This type of muscle soreness is experienced immediately after exercise. It is commonly described as a burning pain. An accumulation of metabolites in the muscle during high-intensity exercise causes it. This form of muscular ache goes away after some time.
It can be more effectively resolved by using the best massage gun available in the market that ensures that you get the best quality of massage therapy possible.
The popularity of massage guns is at an all-time high. Celebrities, professional athletes, and fitness influencers alike sing the praises of the quality.
Delayed Onset Muscle Soreness:
This is the stiffness and soreness you get the day after your workout. During exercise, microscopic rips in your muscle fibers and surrounding connective tissues cause this condition.
This generally occurs when you utilize your muscles in an unfamiliar way, such as when you begin a new exercise program, vary your exercise regimen, or increase the time or intensity of your normal workout activity.

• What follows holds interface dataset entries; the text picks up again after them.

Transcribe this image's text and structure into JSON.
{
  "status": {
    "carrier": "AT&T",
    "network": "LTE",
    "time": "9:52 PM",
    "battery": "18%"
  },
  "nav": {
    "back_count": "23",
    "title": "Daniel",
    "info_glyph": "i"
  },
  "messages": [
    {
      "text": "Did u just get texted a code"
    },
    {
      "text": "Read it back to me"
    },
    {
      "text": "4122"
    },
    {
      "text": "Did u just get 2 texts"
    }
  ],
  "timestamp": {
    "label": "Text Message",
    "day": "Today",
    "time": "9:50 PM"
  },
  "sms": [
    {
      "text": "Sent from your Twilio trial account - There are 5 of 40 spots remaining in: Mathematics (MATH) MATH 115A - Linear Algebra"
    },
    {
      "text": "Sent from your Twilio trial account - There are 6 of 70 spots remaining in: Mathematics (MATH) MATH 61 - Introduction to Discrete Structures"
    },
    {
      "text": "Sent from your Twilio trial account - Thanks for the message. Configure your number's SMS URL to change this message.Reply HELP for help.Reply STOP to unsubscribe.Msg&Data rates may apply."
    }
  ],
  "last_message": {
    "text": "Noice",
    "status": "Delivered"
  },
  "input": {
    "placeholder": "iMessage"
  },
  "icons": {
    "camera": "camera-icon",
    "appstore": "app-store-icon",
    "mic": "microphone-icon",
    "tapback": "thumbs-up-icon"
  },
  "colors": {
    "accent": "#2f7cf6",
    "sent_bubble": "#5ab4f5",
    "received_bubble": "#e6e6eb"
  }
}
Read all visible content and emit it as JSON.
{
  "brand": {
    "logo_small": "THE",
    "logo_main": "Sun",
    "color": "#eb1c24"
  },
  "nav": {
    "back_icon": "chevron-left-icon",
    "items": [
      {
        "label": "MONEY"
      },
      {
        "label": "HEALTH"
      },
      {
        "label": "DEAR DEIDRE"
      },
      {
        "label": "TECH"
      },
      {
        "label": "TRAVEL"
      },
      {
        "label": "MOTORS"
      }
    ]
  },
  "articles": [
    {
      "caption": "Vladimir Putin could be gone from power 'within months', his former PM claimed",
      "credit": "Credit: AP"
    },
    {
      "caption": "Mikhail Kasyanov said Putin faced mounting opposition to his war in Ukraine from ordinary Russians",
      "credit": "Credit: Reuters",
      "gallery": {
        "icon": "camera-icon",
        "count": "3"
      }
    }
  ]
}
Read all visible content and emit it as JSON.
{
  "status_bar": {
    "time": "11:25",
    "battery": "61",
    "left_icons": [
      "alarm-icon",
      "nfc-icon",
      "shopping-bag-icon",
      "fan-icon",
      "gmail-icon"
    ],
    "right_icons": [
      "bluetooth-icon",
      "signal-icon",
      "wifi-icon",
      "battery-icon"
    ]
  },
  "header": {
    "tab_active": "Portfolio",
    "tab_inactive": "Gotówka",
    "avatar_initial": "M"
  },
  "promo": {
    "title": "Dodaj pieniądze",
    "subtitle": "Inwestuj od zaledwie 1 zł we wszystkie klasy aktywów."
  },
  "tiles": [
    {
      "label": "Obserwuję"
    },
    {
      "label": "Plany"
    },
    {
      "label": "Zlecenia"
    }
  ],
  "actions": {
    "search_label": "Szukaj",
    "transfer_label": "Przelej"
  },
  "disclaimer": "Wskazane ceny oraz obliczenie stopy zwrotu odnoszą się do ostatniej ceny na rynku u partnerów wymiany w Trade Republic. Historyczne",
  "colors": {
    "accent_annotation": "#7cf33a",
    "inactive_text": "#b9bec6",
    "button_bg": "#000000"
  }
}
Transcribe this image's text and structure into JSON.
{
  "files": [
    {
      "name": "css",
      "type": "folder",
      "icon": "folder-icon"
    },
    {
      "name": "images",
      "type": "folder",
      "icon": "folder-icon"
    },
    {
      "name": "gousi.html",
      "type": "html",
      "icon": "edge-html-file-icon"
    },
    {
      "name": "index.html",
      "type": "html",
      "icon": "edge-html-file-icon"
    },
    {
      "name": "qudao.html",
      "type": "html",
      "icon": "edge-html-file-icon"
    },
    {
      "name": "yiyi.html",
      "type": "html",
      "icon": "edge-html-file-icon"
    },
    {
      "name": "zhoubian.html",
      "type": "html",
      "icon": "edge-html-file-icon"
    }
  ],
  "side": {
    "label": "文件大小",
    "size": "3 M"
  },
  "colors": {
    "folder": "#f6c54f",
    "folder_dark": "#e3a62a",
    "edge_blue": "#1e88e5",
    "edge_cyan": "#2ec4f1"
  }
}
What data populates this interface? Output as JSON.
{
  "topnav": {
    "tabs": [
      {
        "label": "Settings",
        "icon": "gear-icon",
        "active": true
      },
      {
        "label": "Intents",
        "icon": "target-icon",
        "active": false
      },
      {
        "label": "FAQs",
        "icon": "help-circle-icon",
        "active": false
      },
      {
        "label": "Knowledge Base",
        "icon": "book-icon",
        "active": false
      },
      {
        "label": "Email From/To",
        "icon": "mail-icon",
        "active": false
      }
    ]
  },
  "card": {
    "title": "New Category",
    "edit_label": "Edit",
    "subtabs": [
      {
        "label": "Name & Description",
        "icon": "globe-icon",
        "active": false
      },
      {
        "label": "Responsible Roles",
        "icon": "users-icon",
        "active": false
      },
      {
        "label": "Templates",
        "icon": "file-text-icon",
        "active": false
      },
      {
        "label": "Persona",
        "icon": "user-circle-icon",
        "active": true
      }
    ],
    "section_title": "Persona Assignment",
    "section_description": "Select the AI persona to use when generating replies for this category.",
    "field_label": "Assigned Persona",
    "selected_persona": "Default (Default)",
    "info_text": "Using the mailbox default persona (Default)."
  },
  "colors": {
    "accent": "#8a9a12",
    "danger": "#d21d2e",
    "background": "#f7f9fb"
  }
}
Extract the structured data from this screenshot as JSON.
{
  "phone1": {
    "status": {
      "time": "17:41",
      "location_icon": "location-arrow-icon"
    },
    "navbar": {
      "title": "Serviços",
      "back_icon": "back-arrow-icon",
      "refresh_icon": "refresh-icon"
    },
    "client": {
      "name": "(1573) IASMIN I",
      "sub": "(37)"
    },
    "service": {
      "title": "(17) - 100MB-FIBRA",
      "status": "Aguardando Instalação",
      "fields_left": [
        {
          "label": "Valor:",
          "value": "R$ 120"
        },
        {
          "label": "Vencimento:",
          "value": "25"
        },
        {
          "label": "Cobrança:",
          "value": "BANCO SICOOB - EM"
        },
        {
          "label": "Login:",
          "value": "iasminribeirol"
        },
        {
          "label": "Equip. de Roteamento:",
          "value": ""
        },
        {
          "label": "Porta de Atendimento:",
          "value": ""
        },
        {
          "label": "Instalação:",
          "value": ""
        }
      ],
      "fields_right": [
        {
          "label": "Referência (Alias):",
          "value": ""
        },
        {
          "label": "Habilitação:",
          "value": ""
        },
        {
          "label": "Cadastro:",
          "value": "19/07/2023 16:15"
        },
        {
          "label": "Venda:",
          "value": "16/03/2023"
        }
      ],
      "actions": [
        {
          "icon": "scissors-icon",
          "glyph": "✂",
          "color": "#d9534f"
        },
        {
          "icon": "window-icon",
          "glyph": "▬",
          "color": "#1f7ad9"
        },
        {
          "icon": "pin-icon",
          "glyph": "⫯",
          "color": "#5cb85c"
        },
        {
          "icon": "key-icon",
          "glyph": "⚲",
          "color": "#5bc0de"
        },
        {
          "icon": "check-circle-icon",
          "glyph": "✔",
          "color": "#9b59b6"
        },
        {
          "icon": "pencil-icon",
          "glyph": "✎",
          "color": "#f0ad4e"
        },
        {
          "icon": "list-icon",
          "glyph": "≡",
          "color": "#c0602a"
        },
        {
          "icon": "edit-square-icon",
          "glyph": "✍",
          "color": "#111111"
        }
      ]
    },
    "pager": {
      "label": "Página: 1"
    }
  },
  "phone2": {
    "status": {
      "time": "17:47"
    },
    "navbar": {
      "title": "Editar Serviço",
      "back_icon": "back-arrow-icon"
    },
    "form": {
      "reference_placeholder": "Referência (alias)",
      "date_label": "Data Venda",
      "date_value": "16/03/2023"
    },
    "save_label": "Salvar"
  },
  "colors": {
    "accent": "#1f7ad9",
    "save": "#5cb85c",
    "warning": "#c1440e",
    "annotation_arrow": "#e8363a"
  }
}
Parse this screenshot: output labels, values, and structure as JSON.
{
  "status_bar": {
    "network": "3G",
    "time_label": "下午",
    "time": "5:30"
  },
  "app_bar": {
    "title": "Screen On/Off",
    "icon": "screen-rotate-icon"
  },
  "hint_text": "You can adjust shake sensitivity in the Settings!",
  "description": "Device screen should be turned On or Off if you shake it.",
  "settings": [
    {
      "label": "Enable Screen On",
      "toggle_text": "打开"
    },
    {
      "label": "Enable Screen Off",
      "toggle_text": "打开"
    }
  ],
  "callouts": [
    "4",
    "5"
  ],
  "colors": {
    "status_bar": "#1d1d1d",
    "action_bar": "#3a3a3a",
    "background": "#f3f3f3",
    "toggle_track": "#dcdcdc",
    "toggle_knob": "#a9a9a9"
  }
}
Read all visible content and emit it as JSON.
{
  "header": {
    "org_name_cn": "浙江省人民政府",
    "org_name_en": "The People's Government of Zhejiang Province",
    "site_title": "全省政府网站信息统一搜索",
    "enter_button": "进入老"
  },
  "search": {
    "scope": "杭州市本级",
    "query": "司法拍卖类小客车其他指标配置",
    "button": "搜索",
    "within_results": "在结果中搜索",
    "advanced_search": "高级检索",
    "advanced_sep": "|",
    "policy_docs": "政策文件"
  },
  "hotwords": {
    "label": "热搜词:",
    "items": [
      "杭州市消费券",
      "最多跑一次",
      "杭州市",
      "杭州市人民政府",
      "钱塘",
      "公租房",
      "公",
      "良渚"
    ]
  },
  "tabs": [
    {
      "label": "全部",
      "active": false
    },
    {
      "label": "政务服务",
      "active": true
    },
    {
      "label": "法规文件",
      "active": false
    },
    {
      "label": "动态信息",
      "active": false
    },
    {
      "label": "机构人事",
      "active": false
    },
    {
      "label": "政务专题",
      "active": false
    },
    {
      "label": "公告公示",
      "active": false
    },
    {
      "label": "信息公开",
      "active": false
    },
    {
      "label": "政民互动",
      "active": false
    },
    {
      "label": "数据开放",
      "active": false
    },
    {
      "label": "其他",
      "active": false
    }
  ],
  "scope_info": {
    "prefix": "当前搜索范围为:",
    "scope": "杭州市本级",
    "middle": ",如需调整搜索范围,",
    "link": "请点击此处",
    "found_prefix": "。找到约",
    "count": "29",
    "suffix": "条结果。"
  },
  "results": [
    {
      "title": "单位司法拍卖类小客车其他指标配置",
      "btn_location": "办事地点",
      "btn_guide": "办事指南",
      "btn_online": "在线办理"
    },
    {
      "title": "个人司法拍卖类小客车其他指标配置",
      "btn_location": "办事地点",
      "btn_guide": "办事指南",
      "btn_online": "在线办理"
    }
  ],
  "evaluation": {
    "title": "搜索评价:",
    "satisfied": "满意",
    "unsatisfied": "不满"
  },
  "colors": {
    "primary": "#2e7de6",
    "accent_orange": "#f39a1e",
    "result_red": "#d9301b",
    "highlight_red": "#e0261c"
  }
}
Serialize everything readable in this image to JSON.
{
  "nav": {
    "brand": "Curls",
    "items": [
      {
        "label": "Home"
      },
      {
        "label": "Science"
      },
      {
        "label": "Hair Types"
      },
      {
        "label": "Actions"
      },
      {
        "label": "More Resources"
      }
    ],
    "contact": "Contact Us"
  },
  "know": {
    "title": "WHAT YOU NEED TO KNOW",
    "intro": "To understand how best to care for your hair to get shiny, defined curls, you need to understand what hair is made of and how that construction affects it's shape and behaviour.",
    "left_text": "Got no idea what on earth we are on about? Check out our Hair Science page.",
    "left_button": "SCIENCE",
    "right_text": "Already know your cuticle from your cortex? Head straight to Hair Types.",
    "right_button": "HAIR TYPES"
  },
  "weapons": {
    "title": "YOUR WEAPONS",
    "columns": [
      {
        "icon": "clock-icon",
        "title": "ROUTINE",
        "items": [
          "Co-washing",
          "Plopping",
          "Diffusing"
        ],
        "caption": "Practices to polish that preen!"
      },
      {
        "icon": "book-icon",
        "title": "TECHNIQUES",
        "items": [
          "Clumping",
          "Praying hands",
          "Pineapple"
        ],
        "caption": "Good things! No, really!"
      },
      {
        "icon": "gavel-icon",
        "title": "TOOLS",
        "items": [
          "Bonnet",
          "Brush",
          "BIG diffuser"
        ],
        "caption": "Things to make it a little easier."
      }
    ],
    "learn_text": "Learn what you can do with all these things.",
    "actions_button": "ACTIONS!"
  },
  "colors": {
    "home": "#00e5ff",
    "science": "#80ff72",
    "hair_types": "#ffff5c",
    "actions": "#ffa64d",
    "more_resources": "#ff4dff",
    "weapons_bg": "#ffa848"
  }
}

There has been some evidence suggesting vibration therapy reduces delayed onset muscle pain in a way similar to actual physical massage therapy.
Method For Use Of Massage Gun:
As these massage machine guns are so high in demand, they have been designed for ease of use. In order to effectively utilize the gun, start by moving it over the muscle that feels tense.
Increase the amount of pressure as tolerable, but not excessively. Most guns have a pressure-increasing button or switch in-built. Stay still for up to 15 seconds or sweep a large area for two minutes. Some guns even have a monitor that connects to an app and tells you how hard and how long you should go.
Keep a safe distance from accentuated bone areas. Also, consult a physical therapist before using it on an injury. Also avoid aggravating an area of severe pain or damage, by not going directly over it with the gun. You’ve pressed too hard or for too long if you feel sorer after utilizing a massage gun.
Make sure to consult your doctor before using a massage gun if you are pregnant, have nerve sensitivity, or have deep vein thrombosis. Also, if you’re prone to bruises, be sure the pace and attachment are appropriate for you.
Benefits Of Using A Massage Gun Post Workout:
Aside from the already established benefits of massage guns used for deep muscle massage, there are also a number of other benefits that are mentioned below:
- Allows for speedier healing and enhanced flexibility by rejuvenation of atrophied muscles.
- Blood and lymphatic circulation are improved, allowing more oxygen and nutrients to reach the muscles.
- Increases mobility by stimulating nerve receptors, which produce skin and muscle vasodilation.
- Reduces the likelihood of strains and sprains by making joints more flexible.
- Lactic acid buildup in the body is released, which is typically the result of strenuous activity.
- Overall health is improved.
- Releases tension and fluid deep in the muscles to enhance tissue metabolism, relieving stress and relaxing the body.
- It can be used to ease pain and restriction as it breaks up scar tissue by massaging collagen strands thoroughly.
- Using a gun on a regular basis can help with sleep, immunity, and anxiety.
When it comes to recovering following a workout or a race, the human body frequently requires assistance. Rest helps your body reenergize so you can give it your best in your next workout.
However, sometimes your body needs something a little more than just rest. Using a range of tactics to assist your muscles to mend is the greatest post-workout recovery strategy. This is where a massage gun shines the brightest.
All you need to do to ensure muscle stress recovery is to go to town on your sore muscles with a muscle gun and voila. Your muscles are not only pain-free but also more flexible with an improved circulation of both blood and lymphatic fluid.